(Beginning of PROVIDED INFORMATION)

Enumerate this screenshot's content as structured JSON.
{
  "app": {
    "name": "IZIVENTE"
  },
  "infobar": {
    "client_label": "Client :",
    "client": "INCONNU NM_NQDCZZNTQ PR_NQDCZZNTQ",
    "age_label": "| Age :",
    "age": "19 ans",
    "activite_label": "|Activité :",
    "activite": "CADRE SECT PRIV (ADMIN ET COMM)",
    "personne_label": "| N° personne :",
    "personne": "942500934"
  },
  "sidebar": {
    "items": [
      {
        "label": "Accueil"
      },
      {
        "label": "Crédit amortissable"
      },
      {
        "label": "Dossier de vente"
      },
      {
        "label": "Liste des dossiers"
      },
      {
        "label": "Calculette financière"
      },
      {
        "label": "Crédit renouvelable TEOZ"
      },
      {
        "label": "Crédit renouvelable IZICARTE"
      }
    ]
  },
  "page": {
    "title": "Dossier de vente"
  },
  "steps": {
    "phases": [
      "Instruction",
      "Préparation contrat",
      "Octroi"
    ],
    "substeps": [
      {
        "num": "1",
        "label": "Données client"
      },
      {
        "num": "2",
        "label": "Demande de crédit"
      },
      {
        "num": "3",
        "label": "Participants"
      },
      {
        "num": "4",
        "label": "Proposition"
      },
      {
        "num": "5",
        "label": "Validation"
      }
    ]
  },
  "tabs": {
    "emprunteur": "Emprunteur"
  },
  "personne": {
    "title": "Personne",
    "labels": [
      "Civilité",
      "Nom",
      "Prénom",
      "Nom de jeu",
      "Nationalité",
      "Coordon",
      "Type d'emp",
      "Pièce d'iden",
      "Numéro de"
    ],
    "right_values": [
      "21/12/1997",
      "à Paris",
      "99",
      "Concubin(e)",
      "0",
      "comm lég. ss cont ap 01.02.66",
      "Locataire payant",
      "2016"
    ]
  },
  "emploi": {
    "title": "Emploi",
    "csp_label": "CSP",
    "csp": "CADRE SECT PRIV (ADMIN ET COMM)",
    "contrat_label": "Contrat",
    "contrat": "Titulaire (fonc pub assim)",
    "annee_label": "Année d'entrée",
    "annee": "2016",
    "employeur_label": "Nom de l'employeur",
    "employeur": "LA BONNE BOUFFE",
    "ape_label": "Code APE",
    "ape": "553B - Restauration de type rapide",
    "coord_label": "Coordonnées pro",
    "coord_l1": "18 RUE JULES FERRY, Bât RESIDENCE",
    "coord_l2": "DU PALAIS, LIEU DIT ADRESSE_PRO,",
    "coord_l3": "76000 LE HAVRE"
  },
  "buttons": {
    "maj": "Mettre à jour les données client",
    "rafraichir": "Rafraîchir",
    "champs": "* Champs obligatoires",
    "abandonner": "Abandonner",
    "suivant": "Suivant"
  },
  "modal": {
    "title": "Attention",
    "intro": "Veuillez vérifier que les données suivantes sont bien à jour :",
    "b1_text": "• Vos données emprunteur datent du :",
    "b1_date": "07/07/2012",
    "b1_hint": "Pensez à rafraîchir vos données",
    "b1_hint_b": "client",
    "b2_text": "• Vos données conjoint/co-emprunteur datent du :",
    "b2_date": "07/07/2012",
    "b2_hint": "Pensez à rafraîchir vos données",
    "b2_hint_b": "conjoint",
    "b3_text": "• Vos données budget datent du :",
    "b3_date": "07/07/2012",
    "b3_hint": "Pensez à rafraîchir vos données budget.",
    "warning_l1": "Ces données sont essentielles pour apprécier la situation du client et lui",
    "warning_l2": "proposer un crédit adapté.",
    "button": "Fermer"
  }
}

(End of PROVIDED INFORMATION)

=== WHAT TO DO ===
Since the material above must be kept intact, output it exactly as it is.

=== TASK ANSWER ===
Enumerate this screenshot's content as structured JSON.
{
  "app": {
    "name": "IZIVENTE"
  },
  "infobar": {
    "client_label": "Client :",
    "client": "INCONNU NM_NQDCZZNTQ PR_NQDCZZNTQ",
    "age_label": "| Age :",
    "age": "19 ans",
    "activite_label": "|Activité :",
    "activite": "CADRE SECT PRIV (ADMIN ET COMM)",
    "personne_label": "| N° personne :",
    "personne": "942500934"
  },
  "sidebar": {
    "items": [
      {
        "label": "Accueil"
      },
      {
        "label": "Crédit amortissable"
      },
      {
        "label": "Dossier de vente"
      },
      {
        "label": "Liste des dossiers"
      },
      {
        "label": "Calculette financière"
      },
      {
        "label": "Crédit renouvelable TEOZ"
      },
      {
        "label": "Crédit renouvelable IZICARTE"
      }
    ]
  },
  "page": {
    "title": "Dossier de vente"
  },
  "steps": {
    "phases": [
      "Instruction",
      "Préparation contrat",
      "Octroi"
    ],
    "substeps": [
      {
        "num": "1",
        "label": "Données client"
      },
      {
        "num": "2",
        "label": "Demande de crédit"
      },
      {
        "num": "3",
        "label": "Participants"
      },
      {
        "num": "4",
        "label": "Proposition"
      },
      {
        "num": "5",
        "label": "Validation"
      }
    ]
  },
  "tabs": {
    "emprunteur": "Emprunteur"
  },
  "personne": {
    "title": "Personne",
    "labels": [
      "Civilité",
      "Nom",
      "Prénom",
      "Nom de jeu",
      "Nationalité",
      "Coordon",
      "Type d'emp",
      "Pièce d'iden",
      "Numéro de"
    ],
    "right_values": [
      "21/12/1997",
      "à Paris",
      "99",
      "Concubin(e)",
      "0",
      "comm lég. ss cont ap 01.02.66",
      "Locataire payant",
      "2016"
    ]
  },
  "emploi": {
    "title": "Emploi",
    "csp_label": "CSP",
    "csp": "CADRE SECT PRIV (ADMIN ET COMM)",
    "contrat_label": "Contrat",
    "contrat": "Titulaire (fonc pub assim)",
    "annee_label": "Année d'entrée",
    "annee": "2016",
    "employeur_label": "Nom de l'employeur",
    "employeur": "LA BONNE BOUFFE",
    "ape_label": "Code APE",
    "ape": "553B - Restauration de type rapide",
    "coord_label": "Coordonnées pro",
    "coord_l1": "18 RUE JULES FERRY, Bât RESIDENCE",
    "coord_l2": "DU PALAIS, LIEU DIT ADRESSE_PRO,",
    "coord_l3": "76000 LE HAVRE"
  },
  "buttons": {
    "maj": "Mettre à jour les données client",
    "rafraichir": "Rafraîchir",
    "champs": "* Champs obligatoires",
    "abandonner": "Abandonner",
    "suivant": "Suivant"
  },
  "modal": {
    "title": "Attention",
    "intro": "Veuillez vérifier que les données suivantes sont bien à jour :",
    "b1_text": "• Vos données emprunteur datent du :",
    "b1_date": "07/07/2012",
    "b1_hint": "Pensez à rafraîchir vos données",
    "b1_hint_b": "client",
    "b2_text": "• Vos données conjoint/co-emprunteur datent du :",
    "b2_date": "07/07/2012",
    "b2_hint": "Pensez à rafraîchir vos données",
    "b2_hint_b": "conjoint",
    "b3_text": "• Vos données budget datent du :",
    "b3_date": "07/07/2012",
    "b3_hint": "Pensez à rafraîchir vos données budget.",
    "warning_l1": "Ces données sont essentielles pour apprécier la situation du client et lui",
    "warning_l2": "proposer un crédit adapté.",
    "button": "Fermer"
  }
}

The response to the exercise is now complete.